Words by Martin Lowe
We’ve reached top spot in our countdown of 2015’s Top 100 performers in Asia, and it’ll come as no surprise to any of you to find that Emirati playmaker Omar Abdulrahman has clinched our top spot.
The mercurial talent who came into 2015 on a flurry of hype, backed up the pretence with a fantastic man of the tournament display in January’s Asian Cup, that once again catapulted Amoory ever further onto the worldwide stage.
Of course he’s gained such rave reviews before, really ever since he broke into the Al Ain first team set up. Through notable performances in the previous World Cup qualifying stages and at the London Olympics in 2012, Abdulrahman’s influence though was expected to be felt most pertinently in Australia, and oh how he didn’t disappoint.
UAE as a team, were the breakthrough side in Australia, clinching the Bronze medal, whilst dispelling the high hopes of pre-tournament rated duo Qatar and Japan. Their ability to score goals, through strike duo Ahmed Khalil and Ahmed Mabkhout stood out, but their supply line engineered by Abdulrahman in behind was the true delight on show.
From the first game against Qatar, Abdulrahman oozed class, his first touch deadly, his tricks creative and his vision inspiring. He was suppressed to only sporadic moments of joy in the opener (after being deployed wide) but still had a hand in all three of the Emirati goals.
As comes with the territory, envious criticism came his way, and it did come across more than a little bitter. Amoory is often described as lazy, however their are few playmakers of his visionary ilk that’ll track back regularly. The impact he has on the side leads you to think such endeavour could in fact depress his output.
His output is hardly stingy of course, months later, fresh off the back of acquiring countless new admirers in Australia, Abdulrahman was back to his creative best, supplying 6 of UAE’s 10 against a poor Malaysia side. While the match is remembered for the away sides crumble, a look back is well worth it for the range of assists effortlessly arranged by the quite superb Abdulrahman.
That remains Abdulrahman’s appeal and consequently leaves many frustrated. His immense ease as he struts around domestic football (he guided Al Ain back to the AGL title in the summer) often makes it look too easy for him. Surely he can do better? Surely he will move to Europe?

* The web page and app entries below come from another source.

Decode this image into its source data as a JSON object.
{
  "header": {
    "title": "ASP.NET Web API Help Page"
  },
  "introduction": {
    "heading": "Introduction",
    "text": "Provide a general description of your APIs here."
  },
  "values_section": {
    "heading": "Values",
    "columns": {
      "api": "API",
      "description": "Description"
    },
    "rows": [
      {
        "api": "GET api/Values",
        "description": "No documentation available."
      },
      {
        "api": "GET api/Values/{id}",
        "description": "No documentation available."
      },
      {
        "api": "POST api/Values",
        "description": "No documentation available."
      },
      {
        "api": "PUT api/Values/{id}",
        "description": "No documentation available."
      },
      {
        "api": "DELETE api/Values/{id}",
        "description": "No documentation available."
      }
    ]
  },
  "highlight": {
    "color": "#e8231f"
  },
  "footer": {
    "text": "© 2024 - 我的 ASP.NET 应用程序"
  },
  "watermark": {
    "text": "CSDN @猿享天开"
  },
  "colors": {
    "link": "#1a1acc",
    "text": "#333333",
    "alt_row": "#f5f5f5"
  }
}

Sadly, (if you think it’s a bad thing anyway) Abdulrahman looks highly unlikely to move to Europe, after snubbing countless offers over the years, only to sign a new bumper contract renewal in February that makes him the highest paid Middle Eastern footballer, whilst tying him to Al Ain for another three years.
While he still has time on his side, at the age of 24, musings from the player himself suggest we shouldn’t hold our breath on a move abroad. Given the success and continual improvement on the international scene however, he remains the best Asian player still playing on the continent, and by some clear distance.

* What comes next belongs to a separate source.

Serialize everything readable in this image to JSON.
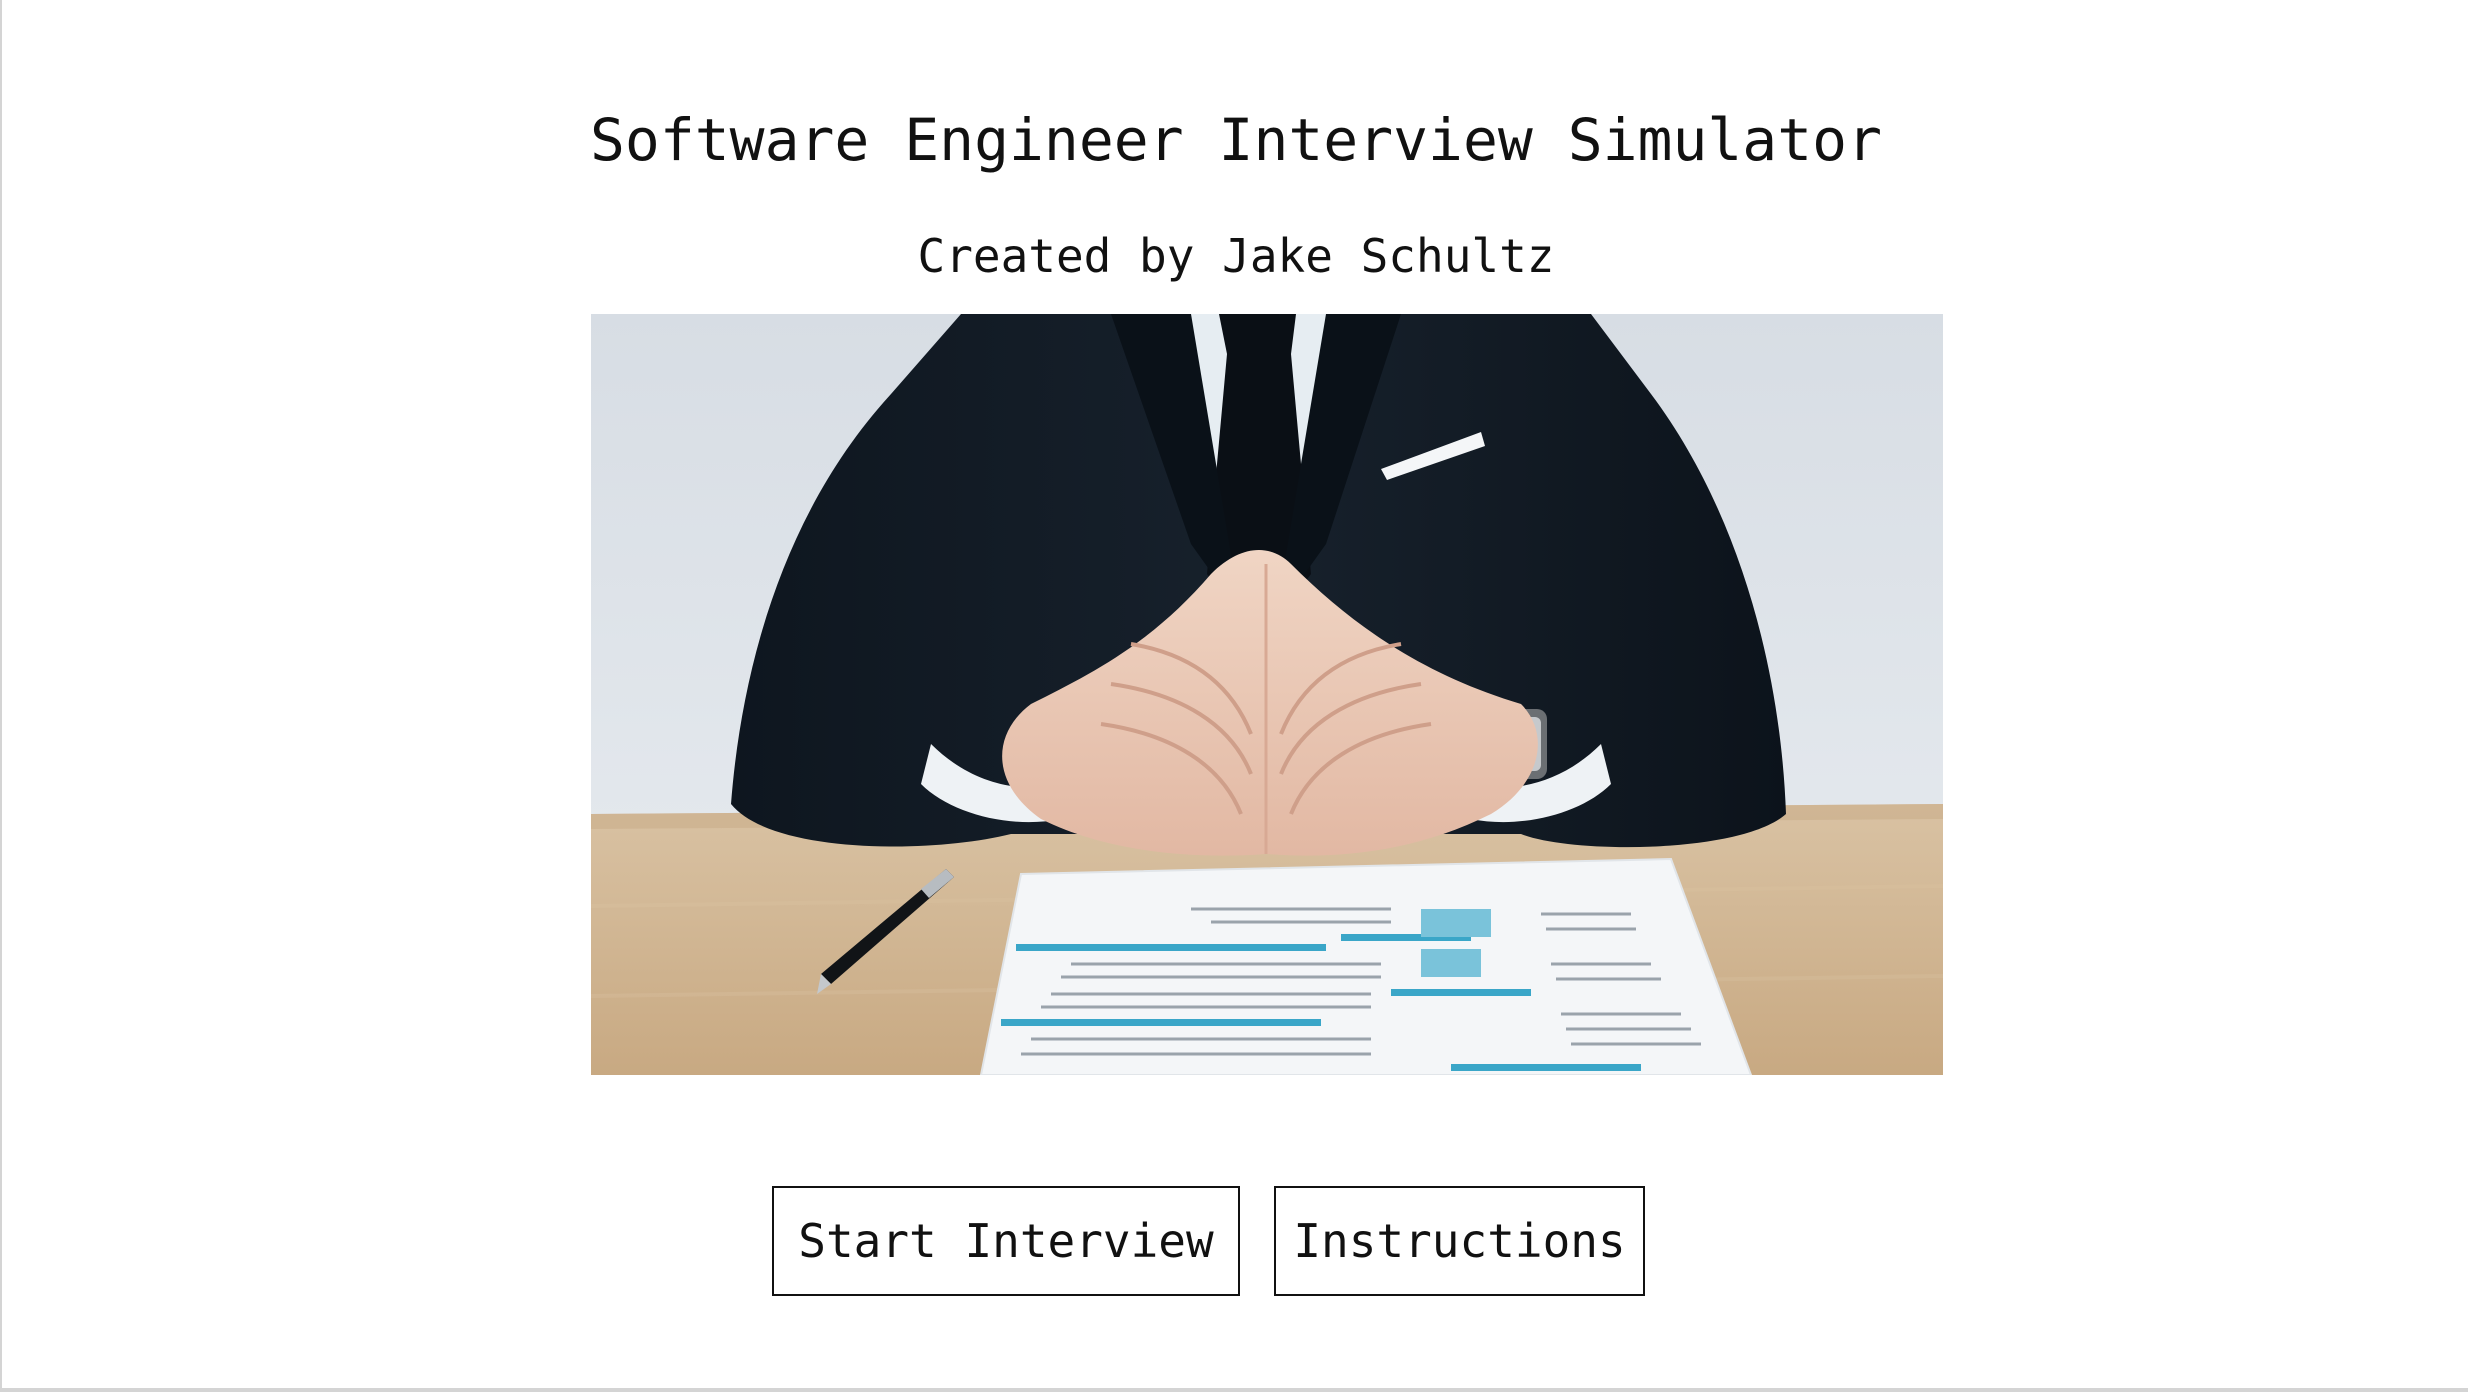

Highlight of the Year; Panenka against Japan at the Asian Cup
UAE’s quarter final encounter with tournament favourites Japan wasn’t typical of what had came before, as the match became one sided in terms of possession, with the Emiratis attempting to hit the Japanese on the break.
Abdulrahman may have impressed in parts across the 120 minutes, but his crowning glory was in the shootout. Cool, genius, cocky; all words to describe his beautiful dink down the centre, a point that illustrated, as Amoory regularly does that the pressure was off. A deciding factor that eventually swung the shootout in favour of the Emiratis.